Anyone with plane tickets and hotels in Arizona or Florida for the first day of pitchers and catchers hopefully has travel insurance. But if you have tickets to Opening Day in late March, don't ask for a refund just yet. Time is the greatest friend of these negotiations, even if the sides have wasted the past six weeks of it.

Dec. 20, 2021

Did the two sides meet recently?

Yes. But only on some of the smaller or "noncore economic" issues, which wouldn't necessarily even involve the lead negotiators from both sides, although at least there was communication. These noncore issues -- which might include scheduling, the All-Star Game, drug and domestic violence policies, grievance procedures and special events -- are worth discussing, but the only conversations that will get us closer to ending the shutdown will be on the major economic issues that forced the lockout in the first place.

Are they planning to meet again?

Nothing is scheduled for Christmas week, but that can always change if one side or the other has something to add or change or say about a proposal -- but even then, it would most likely remain on those noncore topics.

How much progress has been made?
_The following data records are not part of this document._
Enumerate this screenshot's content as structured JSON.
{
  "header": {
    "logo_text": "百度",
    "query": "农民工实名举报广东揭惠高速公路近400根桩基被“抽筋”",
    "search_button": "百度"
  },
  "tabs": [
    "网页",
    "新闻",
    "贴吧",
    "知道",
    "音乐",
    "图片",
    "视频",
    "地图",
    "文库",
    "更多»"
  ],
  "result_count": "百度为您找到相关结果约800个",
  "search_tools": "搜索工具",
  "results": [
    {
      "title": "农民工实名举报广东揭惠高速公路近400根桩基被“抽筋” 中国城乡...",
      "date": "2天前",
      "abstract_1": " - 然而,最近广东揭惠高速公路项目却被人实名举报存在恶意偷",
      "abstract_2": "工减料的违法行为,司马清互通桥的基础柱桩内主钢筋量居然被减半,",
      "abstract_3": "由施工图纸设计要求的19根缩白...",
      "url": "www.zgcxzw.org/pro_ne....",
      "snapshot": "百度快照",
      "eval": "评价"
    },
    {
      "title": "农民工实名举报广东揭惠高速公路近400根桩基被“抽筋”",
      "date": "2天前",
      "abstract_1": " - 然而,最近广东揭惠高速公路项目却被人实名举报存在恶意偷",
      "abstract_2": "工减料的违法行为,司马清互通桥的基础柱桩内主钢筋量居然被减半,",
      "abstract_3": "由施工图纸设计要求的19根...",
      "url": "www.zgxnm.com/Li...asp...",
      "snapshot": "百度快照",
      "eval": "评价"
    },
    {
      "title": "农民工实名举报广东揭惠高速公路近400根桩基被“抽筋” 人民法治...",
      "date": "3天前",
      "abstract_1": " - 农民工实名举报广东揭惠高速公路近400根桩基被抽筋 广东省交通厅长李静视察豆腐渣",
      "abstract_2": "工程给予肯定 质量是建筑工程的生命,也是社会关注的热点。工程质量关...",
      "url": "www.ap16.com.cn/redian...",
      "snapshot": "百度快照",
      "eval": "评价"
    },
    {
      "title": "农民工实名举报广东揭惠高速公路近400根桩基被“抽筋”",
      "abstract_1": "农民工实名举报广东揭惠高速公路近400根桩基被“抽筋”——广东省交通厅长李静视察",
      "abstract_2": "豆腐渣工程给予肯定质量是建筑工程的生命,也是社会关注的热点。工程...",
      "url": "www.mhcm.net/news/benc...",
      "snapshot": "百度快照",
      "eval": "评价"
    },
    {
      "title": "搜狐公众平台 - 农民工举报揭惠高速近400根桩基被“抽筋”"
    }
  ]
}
Very little so far. January will be a big month in determining when the lockout ends. The core economic issues will be back on the table in the new year, and serious negotiations should take place. It's anyone's guess right now if that will happen on Jan. 2 or Jan. 22, but the sides can't avoid the train coming down the tracks (especially since spring training typically begins in February). To break the deadlock, one or both sides is going to have to give a little on a major issue.

What kind of major issue?

Nothing big -- just the economic systems that have been in place for decades. Sarcasm aside, there are several key hot topics which need resolving, including years to free agency (or the switch to an age-based system), the arbitration system and revenue sharing among clubs. Paraphrasing here -- the players say they're working under antiquated rules, while the league says these are core issues to the way the game has played, which have long since been agreed upon. That's the deadlock.

Why can't they compromise?

The union was not at all happy with how the 2016 collective bargaining agreement negotiations turned out -- or, they say, how the game has changed since. So this year, the players need a win. The league believes they've offered them a few in the form of an NBA-style draft lottery and/or the elimination of draft pick compensation for free agents. Obviously, the union doesn't think that's enough.

How concerned should fans be at this point?

Not very, yet -- but we'll know much more in a month.